But it has also brought about some less-than-welcoming reactions from schools unwilling to lose their students to the transfer process. A few weeks ago, Above the Law reported that Loyola (L.A.) Law School was barring potential transfers from participating in the school's on campus interview program. We've heard rumblings of similar tactics being used at other schools--the apparent goal being to convince students to stay put. As a tipster who transferred from Brooklyn Law School tells it, for example, the "efforts" began shortly after requesting a transcript even though the school was never expressly apprised of any transfer plans:
They told me . . . they would mail all my OCI firms saying that I would not be interviewing there any more and wouldn't tell them where I transferred. They also threatened me with the writing competition and my moot court saying that they may not be able to hold a spot for me as long as I'm transferring.The (threatened) adverse consequences extended far beyond the short-term, however. According to our tipster, Brooklyn Law School's administration used an additional ploy that they have since made good on:
They specifically told me they will not let any professor give me a letter of recommendation for clerkships, [pursuant to] school policy [and] used this as a threat to get me not to transfer.Our tipster's story has been confirmed by other former Brooklyn Law School students. I attempted to contact Brooklyn Law School to inquire as to whether the policy our tipster described remains in effect, and will update this posting later in the day should I hear back.
While I cannot fault schools for calculatedly choosing to devote school resources to students who continue to be paying customers, I have to wonder whether such tactics are truly necessary. Are law schools overreacting to the problems posed by increased transfer admissions?
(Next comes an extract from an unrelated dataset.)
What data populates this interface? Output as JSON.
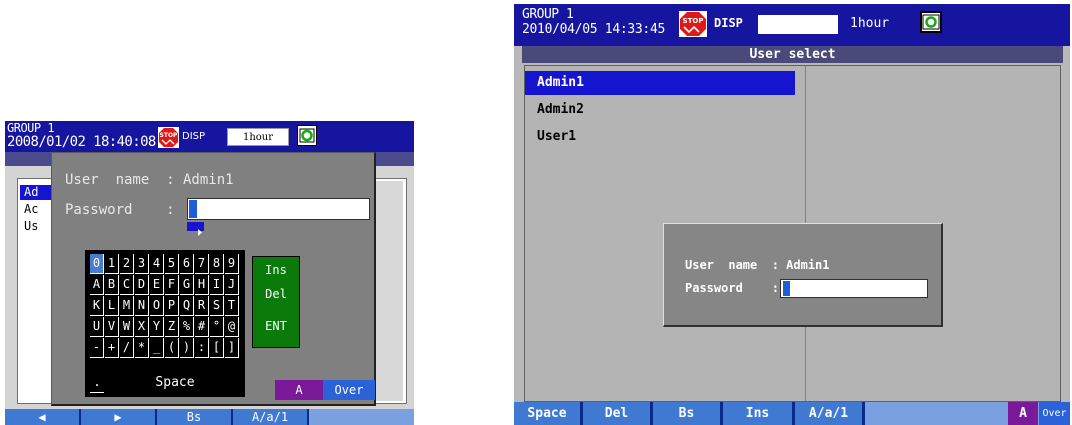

UPDATE (Apr. 7, 4:30 PM): I have posted an update to this story here.